## Work item
No picture belongs in the copy. Repeat each line below exactly.
Segment Start: Provided data
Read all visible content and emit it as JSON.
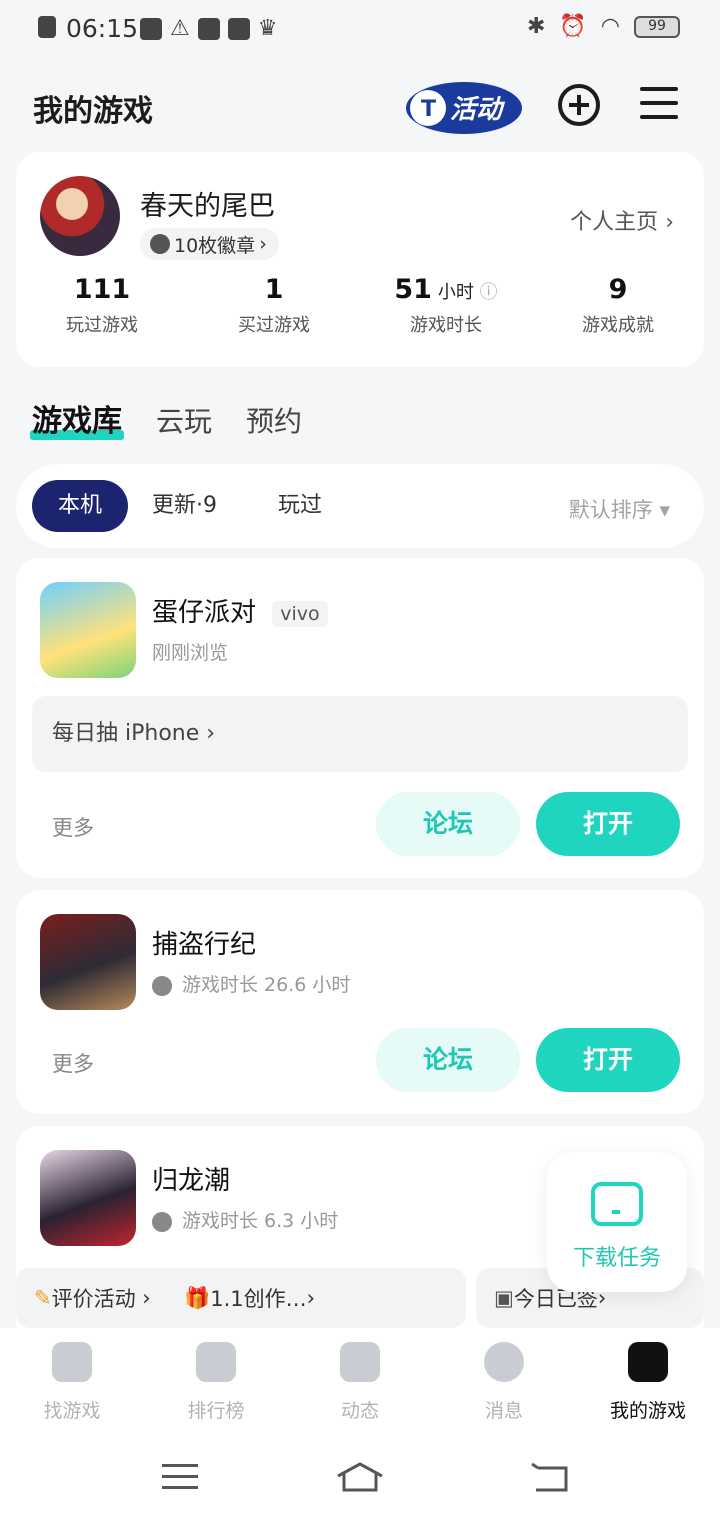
{
  "status_bar": {
    "time": "06:15",
    "battery": "99"
  },
  "header": {
    "title": "我的游戏",
    "activity_logo_text": "活动"
  },
  "profile": {
    "username": "春天的尾巴",
    "badges": "10枚徽章",
    "home_link": "个人主页",
    "stats": [
      {
        "value": "111",
        "unit": "",
        "label": "玩过游戏"
      },
      {
        "value": "1",
        "unit": "",
        "label": "买过游戏"
      },
      {
        "value": "51",
        "unit": "小时",
        "label": "游戏时长"
      },
      {
        "value": "9",
        "unit": "",
        "label": "游戏成就"
      }
    ]
  },
  "tabs": [
    {
      "label": "游戏库",
      "active": true
    },
    {
      "label": "云玩",
      "active": false
    },
    {
      "label": "预约",
      "active": false
    }
  ],
  "filters": {
    "chips": [
      {
        "label": "本机",
        "active": true
      },
      {
        "label": "更新·9",
        "active": false
      },
      {
        "label": "玩过",
        "active": false
      }
    ],
    "sort": "默认排序"
  },
  "games": [
    {
      "name": "蛋仔派对",
      "tag": "vivo",
      "sub": "刚刚浏览",
      "promo": "每日抽 iPhone",
      "more": "更多",
      "forum": "论坛",
      "open": "打开"
    },
    {
      "name": "捕盗行纪",
      "sub": "游戏时长 26.6 小时",
      "more": "更多",
      "forum": "论坛",
      "open": "打开"
    },
    {
      "name": "归龙潮",
      "sub": "游戏时长 6.3 小时"
    }
  ],
  "bottom_strip": [
    "评价活动",
    "1.1创作…",
    "今日已签"
  ],
  "download_float": {
    "label": "下载任务"
  },
  "nav": [
    {
      "label": "找游戏",
      "active": false
    },
    {
      "label": "排行榜",
      "active": false
    },
    {
      "label": "动态",
      "active": false
    },
    {
      "label": "消息",
      "active": false
    },
    {
      "label": "我的游戏",
      "active": true
    }
  ],
  "colors": {
    "accent": "#1fd5c0",
    "chip_active": "#1c2470"
  }
}
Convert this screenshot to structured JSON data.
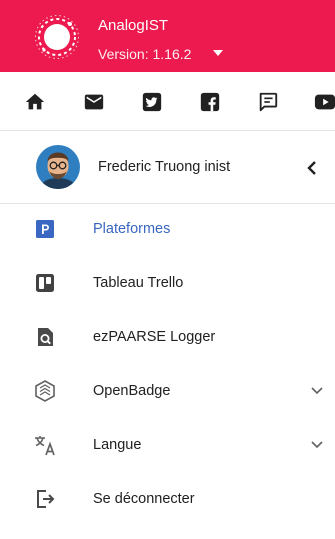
{
  "app": {
    "title": "AnalogIST",
    "version": "Version: 1.16.2"
  },
  "iconbar": [
    "home-icon",
    "mail-icon",
    "twitter-icon",
    "facebook-icon",
    "feedback-icon",
    "youtube-icon"
  ],
  "user": {
    "name": "Frederic Truong inist"
  },
  "menu": {
    "items": [
      {
        "label": "Plateformes",
        "icon": "p-badge-icon",
        "active": true
      },
      {
        "label": "Tableau Trello",
        "icon": "trello-icon"
      },
      {
        "label": "ezPAARSE Logger",
        "icon": "log-search-icon"
      },
      {
        "label": "OpenBadge",
        "icon": "badge-icon",
        "expandable": true
      },
      {
        "label": "Langue",
        "icon": "translate-icon",
        "expandable": true
      },
      {
        "label": "Se déconnecter",
        "icon": "logout-icon"
      }
    ]
  },
  "colors": {
    "header_bg": "#ec1a4e",
    "active_text": "#3a67c2",
    "badge_blue": "#3a67c2",
    "icon_dark": "#212121",
    "icon_grey": "#616161"
  }
}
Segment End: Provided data
## Response to the exercise
Read all visible content and emit it as JSON.
{
  "status_bar": {
    "time": "06:15",
    "battery": "99"
  },
  "header": {
    "title": "我的游戏",
    "activity_logo_text": "活动"
  },
  "profile": {
    "username": "春天的尾巴",
    "badges": "10枚徽章",
    "home_link": "个人主页",
    "stats": [
      {
        "value": "111",
        "unit": "",
        "label": "玩过游戏"
      },
      {
        "value": "1",
        "unit": "",
        "label": "买过游戏"
      },
      {
        "value": "51",
        "unit": "小时",
        "label": "游戏时长"
      },
      {
        "value": "9",
        "unit": "",
        "label": "游戏成就"
      }
    ]
  },
  "tabs": [
    {
      "label": "游戏库",
      "active": true
    },
    {
      "label": "云玩",
      "active": false
    },
    {
      "label": "预约",
      "active": false
    }
  ],
  "filters": {
    "chips": [
      {
        "label": "本机",
        "active": true
      },
      {
        "label": "更新·9",
        "active": false
      },
      {
        "label": "玩过",
        "active": false
      }
    ],
    "sort": "默认排序"
  },
  "games": [
    {
      "name": "蛋仔派对",
      "tag": "vivo",
      "sub": "刚刚浏览",
      "promo": "每日抽 iPhone",
      "more": "更多",
      "forum": "论坛",
      "open": "打开"
    },
    {
      "name": "捕盗行纪",
      "sub": "游戏时长 26.6 小时",
      "more": "更多",
      "forum": "论坛",
      "open": "打开"
    },
    {
      "name": "归龙潮",
      "sub": "游戏时长 6.3 小时"
    }
  ],
  "bottom_strip": [
    "评价活动",
    "1.1创作…",
    "今日已签"
  ],
  "download_float": {
    "label": "下载任务"
  },
  "nav": [
    {
      "label": "找游戏",
      "active": false
    },
    {
      "label": "排行榜",
      "active": false
    },
    {
      "label": "动态",
      "active": false
    },
    {
      "label": "消息",
      "active": false
    },
    {
      "label": "我的游戏",
      "active": true
    }
  ],
  "colors": {
    "accent": "#1fd5c0",
    "chip_active": "#1c2470"
  }
}
Convert this screenshot to structured JSON data.
{
  "app": {
    "title": "AnalogIST",
    "version": "Version: 1.16.2"
  },
  "iconbar": [
    "home-icon",
    "mail-icon",
    "twitter-icon",
    "facebook-icon",
    "feedback-icon",
    "youtube-icon"
  ],
  "user": {
    "name": "Frederic Truong inist"
  },
  "menu": {
    "items": [
      {
        "label": "Plateformes",
        "icon": "p-badge-icon",
        "active": true
      },
      {
        "label": "Tableau Trello",
        "icon": "trello-icon"
      },
      {
        "label": "ezPAARSE Logger",
        "icon": "log-search-icon"
      },
      {
        "label": "OpenBadge",
        "icon": "badge-icon",
        "expandable": true
      },
      {
        "label": "Langue",
        "icon": "translate-icon",
        "expandable": true
      },
      {
        "label": "Se déconnecter",
        "icon": "logout-icon"
      }
    ]
  },
  "colors": {
    "header_bg": "#ec1a4e",
    "active_text": "#3a67c2",
    "badge_blue": "#3a67c2",
    "icon_dark": "#212121",
    "icon_grey": "#616161"
  }
}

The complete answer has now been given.